Mike Hogan, former Mental Health Commissioner of New York, predicts that in 45 years, distinct public mental health systems with state-operated and state-funded specialty services will no longer exist in their current form. He says, “Almost all the new service models unleashed by the Affordable Care Act — from Medicaid health homes to accountable care organizations (ACOs) to patient-centered medical homes — cannot succeed without integrating behavioral and general medical care…Yet the mainstream is not prepared. They need our help.”
Being part of the mainstream will mean offering all health care anywhere and anytime the customer needs it. How often have you wished you could just text or email your doctor for a quick consultation? Imagine the savings, and the convenience for all.
Community behavioral health organizations have led the way by pursuing all avenues for integrated care delivery — thoughtful engineering of staff roles, intensive community outreach, exploration of public and private and funding options, and creative collaborations and partnerships.
If we consider where “the mainstream needs our help,” behavioral health offers three distinct advantages.
First, we know more about person-centered care and patient engagement. Behavioral health providers spend more time with each patient than primary care providers, building relationships, nurturing trust, and helping them navigate life in the community. We build customized, long-term treatment plans with patients based on their preferences and with the involvement of family and caregivers. We’ve modeled care that extends beyond clinic walls, into the community and into people’s lives (such as assertive community treatment).
Second, we know that partnerships and collaborations are crucial to success. To factor in all the social determinants of health, behavioral health providers collaborate with a range of community institutions and systems — criminal justice, hospitals, schools, faith communities, homeless shelters, supported housing and employment, veterans services, child welfare, and more.
Third, the roles and responsibilities of community behavioral health staff have primed them for population health management. Care managers are in demand in the world of population health, and they’re really just taking on existing case management skills and integrating them with health care. They’re becoming experts in health behavior change and building relationships.
However, we are not lacking in areas for improvement. If behavioral health organizations want to be effective in population health management, we must focus on building strengths that have traditionally not been high on our priority list. Here are three ways we can do better.
First, we need to focus on public education and on prevention/early intervention.

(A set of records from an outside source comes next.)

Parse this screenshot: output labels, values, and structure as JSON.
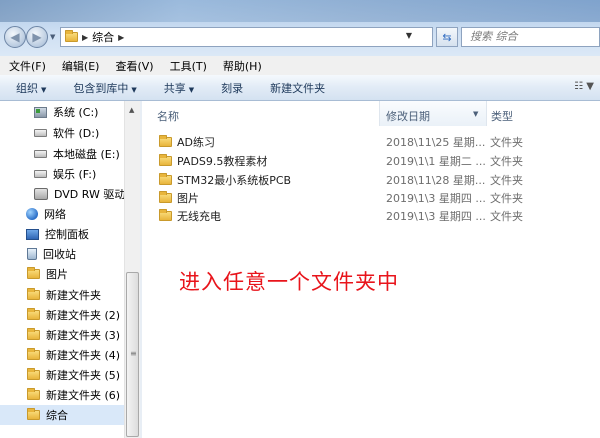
{
  "address": {
    "crumbs": [
      "综合"
    ],
    "search_placeholder": "搜索 综合"
  },
  "menu": [
    "文件(F)",
    "编辑(E)",
    "查看(V)",
    "工具(T)",
    "帮助(H)"
  ],
  "toolbar": {
    "organize": "组织",
    "include_in_library": "包含到库中",
    "share": "共享",
    "burn": "刻录",
    "new_folder": "新建文件夹"
  },
  "nav": [
    {
      "label": "系统 (C:)",
      "icon": "system-drive-icon"
    },
    {
      "label": "软件 (D:)",
      "icon": "drive-icon"
    },
    {
      "label": "本地磁盘 (E:)",
      "icon": "drive-icon"
    },
    {
      "label": "娱乐 (F:)",
      "icon": "drive-icon"
    },
    {
      "label": "DVD RW 驱动",
      "icon": "dvd-drive-icon"
    },
    {
      "label": "网络",
      "icon": "network-icon"
    },
    {
      "label": "控制面板",
      "icon": "control-panel-icon"
    },
    {
      "label": "回收站",
      "icon": "recycle-bin-icon"
    },
    {
      "label": "图片",
      "icon": "folder-icon"
    },
    {
      "label": "新建文件夹",
      "icon": "folder-icon"
    },
    {
      "label": "新建文件夹 (2)",
      "icon": "folder-icon"
    },
    {
      "label": "新建文件夹 (3)",
      "icon": "folder-icon"
    },
    {
      "label": "新建文件夹 (4)",
      "icon": "folder-icon"
    },
    {
      "label": "新建文件夹 (5)",
      "icon": "folder-icon"
    },
    {
      "label": "新建文件夹 (6)",
      "icon": "folder-icon"
    },
    {
      "label": "综合",
      "icon": "folder-icon",
      "selected": true
    }
  ],
  "columns": {
    "name": "名称",
    "date": "修改日期",
    "type": "类型"
  },
  "files": [
    {
      "name": "AD练习",
      "date": "2018\\11\\25 星期...",
      "type": "文件夹"
    },
    {
      "name": "PADS9.5教程素材",
      "date": "2019\\1\\1 星期二 ...",
      "type": "文件夹"
    },
    {
      "name": "STM32最小系统板PCB",
      "date": "2018\\11\\28 星期...",
      "type": "文件夹"
    },
    {
      "name": "图片",
      "date": "2019\\1\\3 星期四 ...",
      "type": "文件夹"
    },
    {
      "name": "无线充电",
      "date": "2019\\1\\3 星期四 ...",
      "type": "文件夹"
    }
  ],
  "annotation": "进入任意一个文件夹中",
  "colors": {
    "annotation": "#e8141b",
    "selection": "#d9e8f9"
  }
}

We need literacy and early intervention programs like Mental Health First Aid to touch every community, every home, every school, and every corporation in America. And we need the spread of initiatives like the Felton Institute’s Prevention and Recovery in Early Psychosis program, where early intervention and targeted treatment for schizophrenia achieve dramatic results — more than half of people in the program are employed or in school by the sixth month of treatment.

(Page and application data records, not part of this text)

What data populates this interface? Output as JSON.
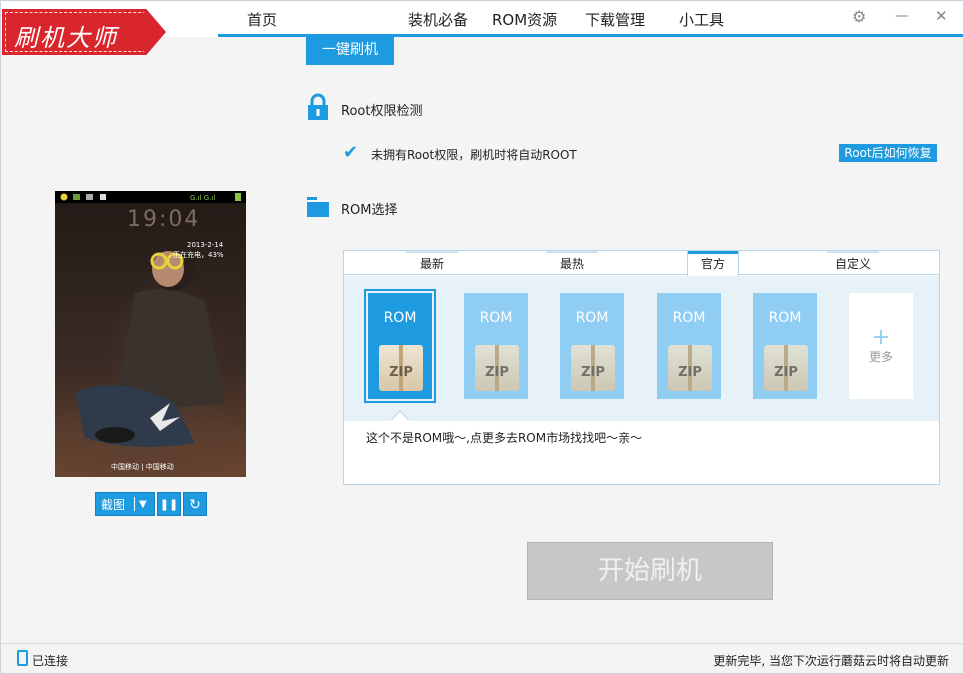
{
  "app": {
    "logo_text": "刷机大师"
  },
  "nav": {
    "home": "首页",
    "essentials": "装机必备",
    "rom": "ROM资源",
    "downloads": "下载管理",
    "tools": "小工具"
  },
  "window_controls": {
    "settings": "⚙",
    "minimize": "—",
    "close": "✕"
  },
  "subtab": {
    "label": "一键刷机"
  },
  "phone": {
    "clock": "19:04",
    "date": "2013-2-14",
    "charging": "正在充电，43%",
    "carrier": "中国移动 | 中国移动"
  },
  "phone_controls": {
    "screenshot": "截图",
    "dropdown": "▼",
    "pause": "⏸",
    "refresh": "↻"
  },
  "root": {
    "title": "Root权限检测",
    "status": "未拥有Root权限，刷机时将自动ROOT",
    "help_link": "Root后如何恢复"
  },
  "rom": {
    "title": "ROM选择",
    "tabs": [
      "最新",
      "最热",
      "官方",
      "自定义"
    ],
    "active_tab": "官方",
    "card_label": "ROM",
    "card_zip": "ZIP",
    "more": "更多",
    "message": "这个不是ROM哦～,点更多去ROM市场找找吧～亲～"
  },
  "start_button": "开始刷机",
  "status": {
    "connection": "已连接",
    "update": "更新完毕, 当您下次运行蘑菇云时将自动更新"
  },
  "colors": {
    "accent": "#1e9be0",
    "logo": "#d9262d"
  }
}
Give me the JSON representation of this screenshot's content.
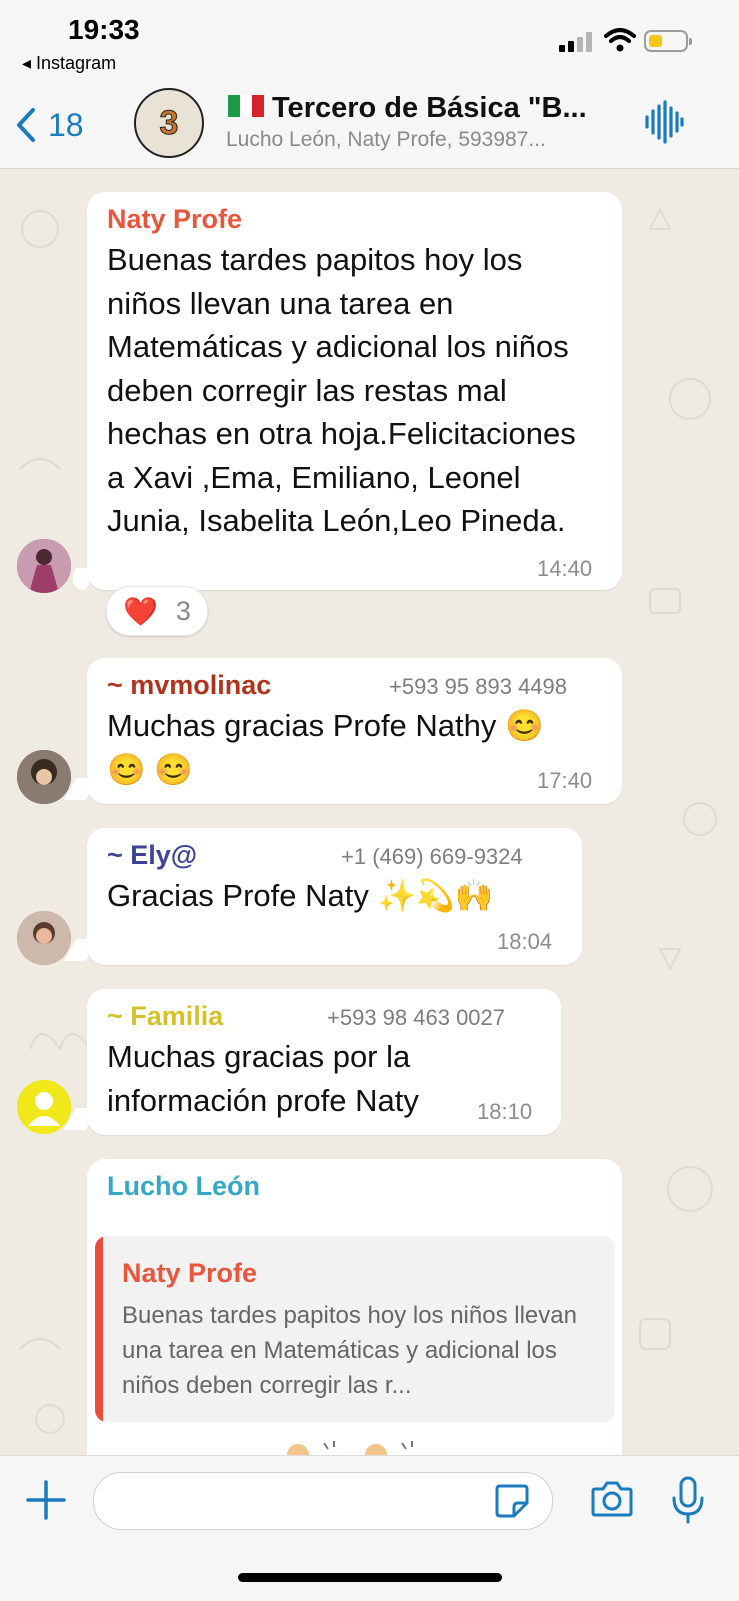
{
  "status_bar": {
    "time": "19:33",
    "back_app": "◂ Instagram"
  },
  "header": {
    "back_count": "18",
    "group_avatar_text": "3",
    "title": "Tercero de Básica \"B...",
    "subtitle": "Lucho León, Naty Profe, 593987..."
  },
  "messages": [
    {
      "sender": "Naty Profe",
      "text": "Buenas tardes papitos hoy los niños llevan una tarea en Matemáticas y adicional los niños deben corregir las restas mal hechas en otra hoja.Felicitaciones a Xavi ,Ema, Emiliano, Leonel Junia, Isabelita León,Leo Pineda.",
      "time": "14:40",
      "reaction": {
        "emoji": "❤️",
        "count": "3"
      }
    },
    {
      "sender": "~ mvmolinac",
      "phone": "+593 95 893 4498",
      "text": "Muchas gracias Profe Nathy 😊 😊 😊",
      "time": "17:40"
    },
    {
      "sender": "~ Ely@",
      "phone": "+1 (469) 669-9324",
      "text": "Gracias Profe Naty ✨💫🙌",
      "time": "18:04"
    },
    {
      "sender": "~ Familia",
      "phone": "+593 98 463 0027",
      "text": "Muchas gracias por la información profe Naty",
      "time": "18:10"
    },
    {
      "sender": "Lucho León",
      "quote": {
        "sender": "Naty Profe",
        "text": "Buenas tardes papitos hoy los niños llevan una tarea en Matemáticas y adicional los niños deben corregir las r..."
      }
    }
  ],
  "colors": {
    "accent": "#1a7bbf",
    "naty": "#e8563e",
    "mvmolinac": "#b0331d",
    "ely": "#3e4399",
    "familia": "#d4c22a",
    "lucho": "#35a8c8"
  }
}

Second, we must embrace measure-based care. Henry Chung, the chief medical officer at Montefiore notes, “There’s too much treatment inertia in all of healthcare. We keep doing the same thing over and over again. When we don’t measure, how can we tell if we’re really helping the patient or not? We must have goals, and when we don’t meet them, we must look at what else we can do.”
Third, we must capitalize on the power of technology to extend the reach of staff, empower self-management, and offer the customer centric experience technology can deliver. Consider for instance the Health Buddy — a simple clock radio-sized device designed to help individuals manage their physical and mental health needs on a daily basis in the comfort of their homes.

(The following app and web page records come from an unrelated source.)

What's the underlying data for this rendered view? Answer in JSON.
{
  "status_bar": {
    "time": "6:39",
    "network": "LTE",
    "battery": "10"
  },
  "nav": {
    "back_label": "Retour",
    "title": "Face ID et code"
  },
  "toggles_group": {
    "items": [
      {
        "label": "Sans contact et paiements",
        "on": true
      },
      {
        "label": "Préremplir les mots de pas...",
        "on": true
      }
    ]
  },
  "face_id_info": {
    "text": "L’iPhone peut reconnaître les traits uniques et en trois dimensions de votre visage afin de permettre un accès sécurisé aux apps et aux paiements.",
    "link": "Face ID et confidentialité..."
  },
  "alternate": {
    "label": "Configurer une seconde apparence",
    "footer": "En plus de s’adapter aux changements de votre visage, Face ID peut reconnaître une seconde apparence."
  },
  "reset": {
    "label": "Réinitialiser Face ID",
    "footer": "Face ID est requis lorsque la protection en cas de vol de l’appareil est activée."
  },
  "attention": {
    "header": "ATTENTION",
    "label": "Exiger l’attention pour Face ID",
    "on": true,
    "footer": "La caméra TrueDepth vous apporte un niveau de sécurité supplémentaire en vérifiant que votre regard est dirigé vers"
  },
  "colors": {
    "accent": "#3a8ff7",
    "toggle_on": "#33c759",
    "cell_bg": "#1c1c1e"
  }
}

We’re driven by the desire — and need — for one-stop care, instant access, informed choices, reasonable prices, good quality, and discernible results. Chris Murphy, editor of InformationWeek, argues that health care providers should benchmark their online engagement against other industries. He quips, “How come a retailer such as Amazon or Apple can remember I bought an Ace of Base recording the last time I visited, but the people who help keep me alive or healthy have to ask about my allergies every time I show up at the doctor’s office? Why can I book a flight, hotel and car from three different companies on one website but not schedule doctor appointments online and see all of my upcoming medical visits in one place?”
Behavioral health can lead the way in population health management if we think from the outside in. If we commit to building the Amazon Prime experience for the millions of people who depend on us for better health and better lives.